Wandering around in the dark with nothing but a flashlight, only to see a friend get kicked in the face and knocked out by Batman, before he disappears with a smoke bomb or grapples to the ceiling, is exciting, intense, and terrifying. Fans finally get to know what it feels like to be a Gotham criminal and see what they’ve been doing to people for all these years when they played as Batman. Sadly, these missions are few and far between from the usual model, and these more narrative-directed missions will leave players hungry for more.
Rocksteady is also known for its intense and expertly crafted boss fights across the Batman: Arkham games. Many might recall the bout with Mister Freeze in Arkham City, or the Killer Croc hunt in Arkham Asylum. Sadly, the boss fights don’t excel this time around. The rather few boss fights players encounter in Suicide Squad: Kill the Justice League play out mostly the same, with players needing to use counter shots before they can deal damage. Although cinematic in their grand design, the fights don’t do the characters justice, as it’s mainly just shooting at a moving target.
It’s worth talking about the elephant in the room: killing the Justice League in a game called Kill the Justice League. For some, this is where the story might take a disrespectful approach. Nobody likes to see their favorite characters die, especially at the hands of the villains. However, Rocksteady places upon the player clues and hints that could be important going forward. After all, Batman received quite a few fakeout deaths across the Batman: Arkham games, so whose to say what truly happens? Without entering spoiler territory too much, it’s worth noting that context is everything, and while a few cutscenes of the game might cause fans to enter a frenzy, it’s clear that they don’t have the full story.
Suicide Squad: Kill the Justice League is a live-service game, which means that the story doesn’t end when the credits roll. Some fans might be unhappy with the initial appearances and fates of characters involved in the game, and patience is a virtue. It’s very much a “wait and see” situation with Rocksteady, as the fate of the Justice League and seemingly the multiverse is in their hands, and the hands of a shark demigod, expert marksman, psychotic clown with a toxic ex, and an Australian with an enthusiasm for boomerangs. At launch, the intrigue into where the story takes players in the future couldn’t be higher, and there’s hope that this title can excel as one of the best superhero games since Batman: Arkham Knight, with an ongoing narrative that can be expected from the pages of a comic book.

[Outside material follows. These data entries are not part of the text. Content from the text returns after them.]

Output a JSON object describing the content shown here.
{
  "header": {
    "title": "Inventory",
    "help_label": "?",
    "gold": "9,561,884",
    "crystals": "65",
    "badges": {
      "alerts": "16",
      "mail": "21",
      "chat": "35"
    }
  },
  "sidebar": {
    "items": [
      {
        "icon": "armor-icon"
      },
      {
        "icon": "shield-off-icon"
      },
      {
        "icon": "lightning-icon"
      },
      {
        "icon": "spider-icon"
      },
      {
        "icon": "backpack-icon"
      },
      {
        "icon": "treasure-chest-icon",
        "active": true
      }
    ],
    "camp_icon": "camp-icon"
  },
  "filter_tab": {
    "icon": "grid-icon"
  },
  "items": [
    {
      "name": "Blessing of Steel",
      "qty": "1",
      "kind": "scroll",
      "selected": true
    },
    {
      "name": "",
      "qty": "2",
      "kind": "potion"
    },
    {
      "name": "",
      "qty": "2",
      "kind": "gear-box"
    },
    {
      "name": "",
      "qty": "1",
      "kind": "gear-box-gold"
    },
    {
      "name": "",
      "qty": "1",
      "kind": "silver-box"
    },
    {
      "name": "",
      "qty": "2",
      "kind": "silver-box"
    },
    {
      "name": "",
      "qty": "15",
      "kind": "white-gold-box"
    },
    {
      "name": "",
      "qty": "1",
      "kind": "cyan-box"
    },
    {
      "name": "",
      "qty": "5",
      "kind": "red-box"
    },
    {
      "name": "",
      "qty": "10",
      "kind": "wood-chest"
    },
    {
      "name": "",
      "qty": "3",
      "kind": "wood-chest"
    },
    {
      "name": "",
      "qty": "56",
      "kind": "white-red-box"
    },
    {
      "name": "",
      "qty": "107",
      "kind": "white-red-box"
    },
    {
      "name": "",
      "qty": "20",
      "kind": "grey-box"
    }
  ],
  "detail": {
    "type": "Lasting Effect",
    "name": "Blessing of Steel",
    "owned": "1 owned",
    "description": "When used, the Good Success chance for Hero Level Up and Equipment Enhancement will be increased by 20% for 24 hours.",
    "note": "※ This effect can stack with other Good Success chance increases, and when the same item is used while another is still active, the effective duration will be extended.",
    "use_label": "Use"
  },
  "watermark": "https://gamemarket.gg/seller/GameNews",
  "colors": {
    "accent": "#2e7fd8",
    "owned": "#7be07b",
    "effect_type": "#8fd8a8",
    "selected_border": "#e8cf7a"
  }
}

Suicide Squad: Kill the Justice League is a welcome addition to co-op looter-shooters, and while its live-service aspects may turn some away, it’s friendly enough, and promising enough, to newcomers to the genre. Suicide Squad: Kill the Justice League doesn’t have the triumphant flair of the Batman: Arkham series, but the game deserves a fair chance for those who enjoy the worlds of DC Comics and exhilarating gameplay loops because Suicide Squad: Kill the Justice League shows what fun a co-op game should be.
Suicide Squad: Kill The Justice League
- Exciting story
- Addictive combat and traversal gameplay
- Hilarious dialogue and moments
- Rewarding loot
- Great performance and optimization
- Repetitive missions
- Underwhelming boss fights
- Controversial narrative